Did you read that about the demobbing announced by the New Government White Paper. According to that I shan’t get demobbed until about July 1948. At the demobbing rate they are going at the moment I should be out by about May 1947 so if they are going by the new rate it means that demobbing in the Navy will stop for a few months.

Am glad Dad got my birthday card O.K. I posted it before I went up to Japan as I didn’t know how long we would be there and I thought it might be late so I posted it early to make sure. Did you get my last letter safely, I posted that at Yokohama and is about the cruise of Northern Japan.

I hope your neck is better by now it certainly is a nuisance when you have to hold it in one position. I have had “vaccine fever” for the last four days, we had vaccinations against smallpox and I suppose it was the heat that caused us to feel a bit groggy but quite a few have had headaches sore throats and colds.

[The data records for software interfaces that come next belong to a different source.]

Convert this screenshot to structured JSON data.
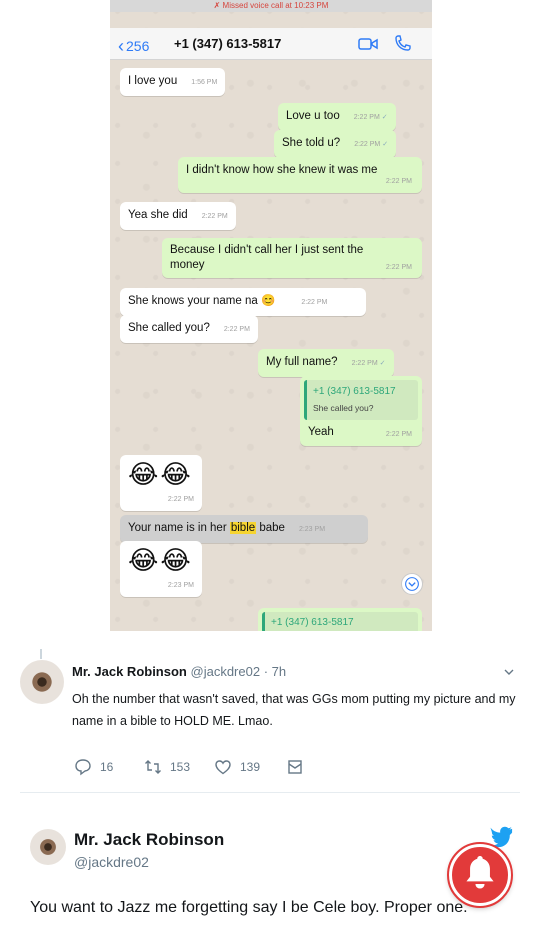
{
  "chat": {
    "missed_call": "Missed voice call at 10:23 PM",
    "back_count": "256",
    "contact": "+1 (347) 613-5817",
    "messages": [
      {
        "text": "I love you",
        "time": "1:56 PM"
      },
      {
        "text": "Love u too",
        "time": "2:22 PM"
      },
      {
        "text": "She told u?",
        "time": "2:22 PM"
      },
      {
        "text": "I didn't know how she knew it was me",
        "time": "2:22 PM"
      },
      {
        "text": "Yea she did",
        "time": "2:22 PM"
      },
      {
        "text_line1": "Because I didn't call her I just sent the",
        "text_line2": "money",
        "time": "2:22 PM"
      },
      {
        "text": "She knows your name na",
        "emoji": "😊",
        "time": "2:22 PM"
      },
      {
        "text": "She called you?",
        "time": "2:22 PM"
      },
      {
        "text": "My full name?",
        "time": "2:22 PM"
      },
      {
        "quote_name": "+1 (347) 613-5817",
        "quote_text": "She called you?",
        "text": "Yeah",
        "time": "2:22 PM"
      },
      {
        "emoji": "😂😂",
        "time": "2:22 PM"
      },
      {
        "text_before": "Your name is in her ",
        "highlight": "bible",
        "text_after": " babe",
        "time": "2:23 PM"
      },
      {
        "emoji": "😂😂",
        "time": "2:23 PM"
      },
      {
        "quote_name": "+1 (347) 613-5817"
      }
    ]
  },
  "tweet1": {
    "name": "Mr. Jack Robinson",
    "handle": "@jackdre02",
    "age": "· 7h",
    "text_line1": "Oh the number that wasn't saved, that was GGs mom putting my picture and my",
    "text_line2": "name in a bible to HOLD ME. Lmao.",
    "replies": "16",
    "retweets": "153",
    "likes": "139"
  },
  "tweet2": {
    "name": "Mr. Jack Robinson",
    "handle": "@jackdre02",
    "text": "You want to Jazz me forgetting say I be Cele boy. Proper one."
  },
  "colors": {
    "outgoing_bubble": "#dcf8c6",
    "incoming_bubble": "#ffffff",
    "ios_blue": "#2f7bf6",
    "twitter_blue": "#1da1f2",
    "bell_red": "#e23a3a"
  }
}
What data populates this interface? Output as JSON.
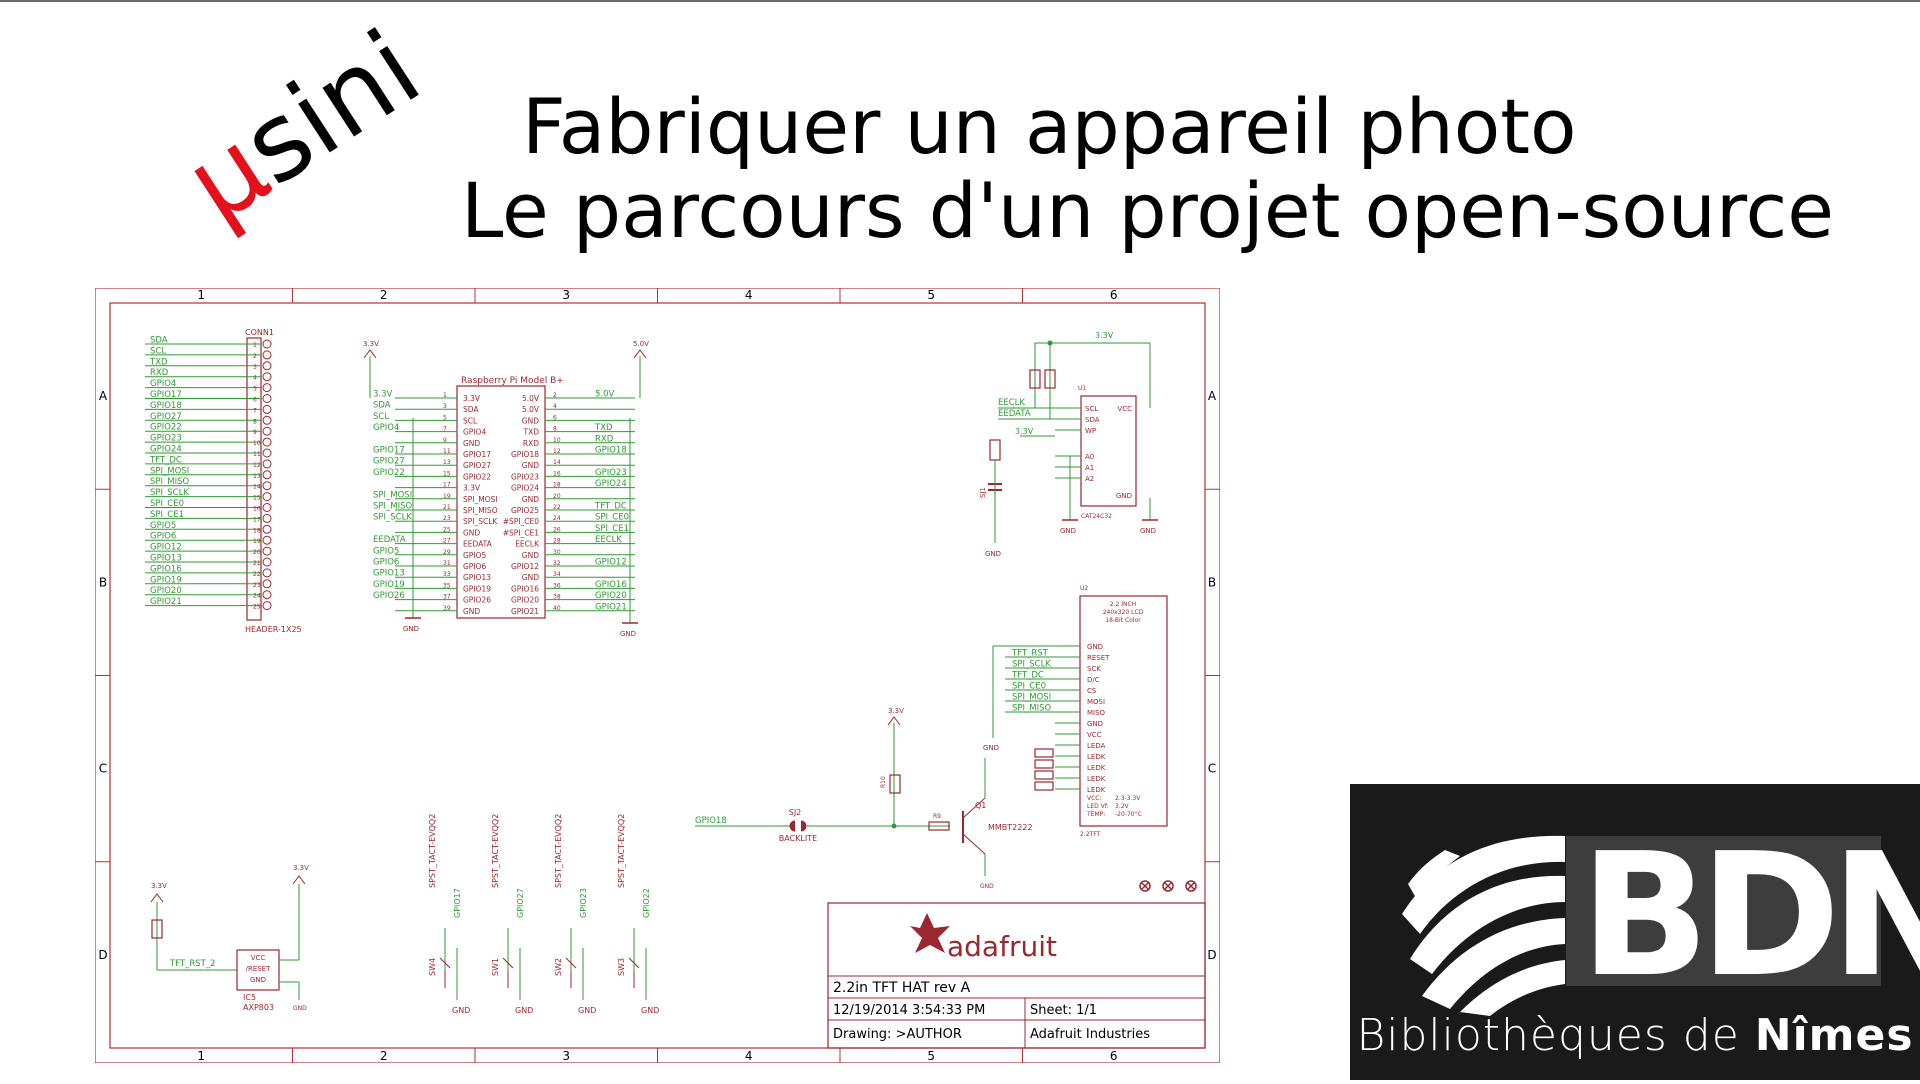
{
  "logo": {
    "mu": "µ",
    "text": "sini"
  },
  "title": {
    "line1": "Fabriquer un appareil photo",
    "line2": "Le parcours d'un projet open-source"
  },
  "schematic": {
    "frame_cols": [
      "1",
      "2",
      "3",
      "4",
      "5",
      "6"
    ],
    "frame_rows": [
      "A",
      "B",
      "C",
      "D"
    ],
    "conn1": {
      "name": "CONN1",
      "part": "HEADER-1X25",
      "signals": [
        "SDA",
        "SCL",
        "TXD",
        "RXD",
        "GPIO4",
        "GPIO17",
        "GPIO18",
        "GPIO27",
        "GPIO22",
        "GPIO23",
        "GPIO24",
        "TFT_DC",
        "SPI_MOSI",
        "SPI_MISO",
        "SPI_SCLK",
        "SPI_CE0",
        "SPI_CE1",
        "GPIO5",
        "GPIO6",
        "GPIO12",
        "GPIO13",
        "GPIO16",
        "GPIO19",
        "GPIO20",
        "GPIO21"
      ]
    },
    "rpi": {
      "title": "Raspberry Pi Model B+",
      "left_pins": [
        "3.3V",
        "SDA",
        "SCL",
        "GPIO4",
        "GND",
        "GPIO17",
        "GPIO27",
        "GPIO22",
        "3.3V",
        "SPI_MOSI",
        "SPI_MISO",
        "SPI_SCLK",
        "GND",
        "EEDATA",
        "GPIO5",
        "GPIO6",
        "GPIO13",
        "GPIO19",
        "GPIO26",
        "GND"
      ],
      "right_pins": [
        "5.0V",
        "5.0V",
        "GND",
        "TXD",
        "RXD",
        "GPIO18",
        "GND",
        "GPIO23",
        "GPIO24",
        "GND",
        "GPIO25",
        "#SPI_CE0",
        "#SPI_CE1",
        "EECLK",
        "GND",
        "GPIO12",
        "GND",
        "GPIO16",
        "GPIO20",
        "GPIO21"
      ],
      "left_nets": [
        "3.3V",
        "SDA",
        "SCL",
        "GPIO4",
        "",
        "GPIO17",
        "GPIO27",
        "GPIO22",
        "",
        "SPI_MOSI",
        "SPI_MISO",
        "SPI_SCLK",
        "",
        "EEDATA",
        "GPIO5",
        "GPIO6",
        "GPIO13",
        "GPIO19",
        "GPIO26",
        ""
      ],
      "right_nets": [
        "5.0V",
        "",
        "",
        "TXD",
        "RXD",
        "GPIO18",
        "",
        "GPIO23",
        "GPIO24",
        "",
        "TFT_DC",
        "SPI_CE0",
        "SPI_CE1",
        "EECLK",
        "",
        "GPIO12",
        "",
        "GPIO16",
        "GPIO20",
        "GPIO21"
      ],
      "power_left": "3.3V",
      "power_right": "5.0V",
      "gnd": "GND"
    },
    "eeprom": {
      "ref": "U1",
      "part": "CAT24C32",
      "pins_left": [
        "SCL",
        "SDA",
        "WP",
        "A0",
        "A1",
        "A2"
      ],
      "pins_right": [
        "VCC",
        "GND"
      ],
      "nets": [
        "EECLK",
        "EEDATA"
      ],
      "supply": "3.3V",
      "gnd": "GND",
      "jumper": "SJ1"
    },
    "lcd": {
      "ref": "U2",
      "header": [
        "2.2 INCH",
        "240x320 LCD",
        "18-Bit Color"
      ],
      "pins": [
        "GND",
        "RESET",
        "SCK",
        "D/C",
        "CS",
        "MOSI",
        "MISO",
        "GND",
        "VCC",
        "LEDA",
        "LEDK",
        "LEDK",
        "LEDK",
        "LEDK"
      ],
      "nets": [
        "TFT_RST",
        "SPI_SCLK",
        "TFT_DC",
        "SPI_CE0",
        "SPI_MOSI",
        "SPI_MISO"
      ],
      "specs": [
        "VCC:",
        "2.3-3.3V",
        "LED Vf:",
        "3.2V",
        "TEMP:",
        "-20-70°C"
      ],
      "part": "2.2TFT",
      "gnd": "GND"
    },
    "backlight": {
      "net": "GPIO18",
      "jumper": "SJ2",
      "label": "BACKLITE",
      "transistor_ref": "Q1",
      "transistor": "MMBT2222",
      "r_base": "R9",
      "r_pull": "R10",
      "supply": "3.3V",
      "gnd": "GND"
    },
    "reset_ic": {
      "ref": "IC5",
      "part": "AXP803",
      "pins": [
        "VCC",
        "/RESET",
        "GND"
      ],
      "net": "TFT_RST_2",
      "supply": "3.3V",
      "gnd": "GND"
    },
    "switches": [
      {
        "ref": "SW4",
        "part": "SPST_TACT-EVQQ2",
        "net": "GPIO17",
        "gnd": "GND"
      },
      {
        "ref": "SW1",
        "part": "SPST_TACT-EVQQ2",
        "net": "GPIO27",
        "gnd": "GND"
      },
      {
        "ref": "SW2",
        "part": "SPST_TACT-EVQQ2",
        "net": "GPIO23",
        "gnd": "GND"
      },
      {
        "ref": "SW3",
        "part": "SPST_TACT-EVQQ2",
        "net": "GPIO22",
        "gnd": "GND"
      }
    ],
    "title_block": {
      "brand": "adafruit",
      "board": "2.2in TFT HAT rev A",
      "date": "12/19/2014 3:54:33 PM",
      "sheet": "Sheet: 1/1",
      "drawing": "Drawing: >AUTHOR",
      "company": "Adafruit Industries"
    },
    "colors": {
      "frame": "#b0303a",
      "wire": "#2f9a34",
      "part": "#9b2730",
      "junction": "#2f9a34"
    }
  },
  "bdn": {
    "letters": "BDN",
    "caption_pre": "Bibliothèques de ",
    "caption_bold": "Nîmes"
  }
}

Still mine is wearing off a bit now and I have just got a “tickly” cough and a stuffy nose.

By what you say about Dad’s job at the Midland it sounds as though he is on bus building or something to do with buses. Brunton was in charge of that when I was there and Potter was the Foreman. Ask Dad to remember me to the electrical dept chaps, especially Will Andrews and Frank Radford.

I think I shall need all my own coupons when I get home as don’t forget I haven’t got a suit now.

Oh by the way did you get those two envelopes I sent one with the “Nippon Times” in and the other with views of Hong Kong? I am getting quite a few decent souvenirs out here now although there is nothing really in the way of womens clothing that I’ve bought as-well can you imagine yourself wearing a Kimono and wooden clogs?

By the way an R.C. chaplain came on board yesterday and asked us to make a “confession” and to have a chat with him. Well I went and saw him and told him I’d never made a confession and that I didn’t know all that much about the “whys and the wherefores” of R.C. religion so he is going to give me some books to read. He was a very nice man and told me that he was pleased that I had the courage to go and see him and tell him as he said that nine times out of ten the people like myself are afraid to approach him. I bought a Rosary in Japan which is quite nice. The beads are green and there is quite a smart little cross on. It only cost me 30 Yen (10/-) which shows how cheap stuff like that is in Japan.

I have got another job now, I am watchkeeping on the Evaporator which makes all the ships drinking water. It is usually a leading stoker’s job but as being as such a lot of men have been drafted off they are looking to the future and training three of the higher group members.

I am also “caterer” of the mess now and have to buy all the mess’s food and provisions and decide what the meals will be so I am kept busy now making pudding every day and pastry. Last night I made “Toad in the Hole” for supper, today for tea we had a cake which was just right. I should think that you’ll be able to lie back and leave the cooking to me when I get home!!!!

Well I think that is all once again so I will close until next time. Please excuse writing as really it is quite a job to hold a fountain pen what with all the sweat and the heat.

All my love
p.s. I got the papers this morning telling about Dad selling the shop.